Would you reproduce the entries exactly, including every line?
START INFORMATION
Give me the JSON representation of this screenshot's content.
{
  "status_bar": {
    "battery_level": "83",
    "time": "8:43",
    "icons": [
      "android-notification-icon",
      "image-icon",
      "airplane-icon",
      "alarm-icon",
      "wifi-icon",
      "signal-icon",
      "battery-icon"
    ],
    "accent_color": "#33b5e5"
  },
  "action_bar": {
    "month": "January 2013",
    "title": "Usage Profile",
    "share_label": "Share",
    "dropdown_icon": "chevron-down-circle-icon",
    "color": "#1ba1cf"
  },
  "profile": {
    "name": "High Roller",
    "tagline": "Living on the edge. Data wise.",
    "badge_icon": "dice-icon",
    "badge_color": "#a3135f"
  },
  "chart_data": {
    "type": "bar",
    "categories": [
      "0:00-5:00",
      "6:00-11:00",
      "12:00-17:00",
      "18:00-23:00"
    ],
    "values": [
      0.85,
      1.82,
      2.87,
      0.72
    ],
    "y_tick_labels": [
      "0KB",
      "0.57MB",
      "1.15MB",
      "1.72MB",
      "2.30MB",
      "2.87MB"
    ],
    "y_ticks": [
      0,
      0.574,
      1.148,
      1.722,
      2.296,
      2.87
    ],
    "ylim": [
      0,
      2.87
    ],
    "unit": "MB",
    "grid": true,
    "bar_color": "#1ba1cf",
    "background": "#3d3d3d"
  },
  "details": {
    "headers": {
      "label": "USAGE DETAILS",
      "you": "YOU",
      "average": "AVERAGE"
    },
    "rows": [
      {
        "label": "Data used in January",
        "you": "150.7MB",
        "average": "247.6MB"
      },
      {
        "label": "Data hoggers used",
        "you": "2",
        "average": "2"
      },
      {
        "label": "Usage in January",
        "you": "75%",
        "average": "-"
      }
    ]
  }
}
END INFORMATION
▶ [RESPONSE FOR THIS EXERCISE]:
Give me the JSON representation of this screenshot's content.
{
  "status_bar": {
    "battery_level": "83",
    "time": "8:43",
    "icons": [
      "android-notification-icon",
      "image-icon",
      "airplane-icon",
      "alarm-icon",
      "wifi-icon",
      "signal-icon",
      "battery-icon"
    ],
    "accent_color": "#33b5e5"
  },
  "action_bar": {
    "month": "January 2013",
    "title": "Usage Profile",
    "share_label": "Share",
    "dropdown_icon": "chevron-down-circle-icon",
    "color": "#1ba1cf"
  },
  "profile": {
    "name": "High Roller",
    "tagline": "Living on the edge. Data wise.",
    "badge_icon": "dice-icon",
    "badge_color": "#a3135f"
  },
  "chart_data": {
    "type": "bar",
    "categories": [
      "0:00-5:00",
      "6:00-11:00",
      "12:00-17:00",
      "18:00-23:00"
    ],
    "values": [
      0.85,
      1.82,
      2.87,
      0.72
    ],
    "y_tick_labels": [
      "0KB",
      "0.57MB",
      "1.15MB",
      "1.72MB",
      "2.30MB",
      "2.87MB"
    ],
    "y_ticks": [
      0,
      0.574,
      1.148,
      1.722,
      2.296,
      2.87
    ],
    "ylim": [
      0,
      2.87
    ],
    "unit": "MB",
    "grid": true,
    "bar_color": "#1ba1cf",
    "background": "#3d3d3d"
  },
  "details": {
    "headers": {
      "label": "USAGE DETAILS",
      "you": "YOU",
      "average": "AVERAGE"
    },
    "rows": [
      {
        "label": "Data used in January",
        "you": "150.7MB",
        "average": "247.6MB"
      },
      {
        "label": "Data hoggers used",
        "you": "2",
        "average": "2"
      },
      {
        "label": "Usage in January",
        "you": "75%",
        "average": "-"
      }
    ]
  }
}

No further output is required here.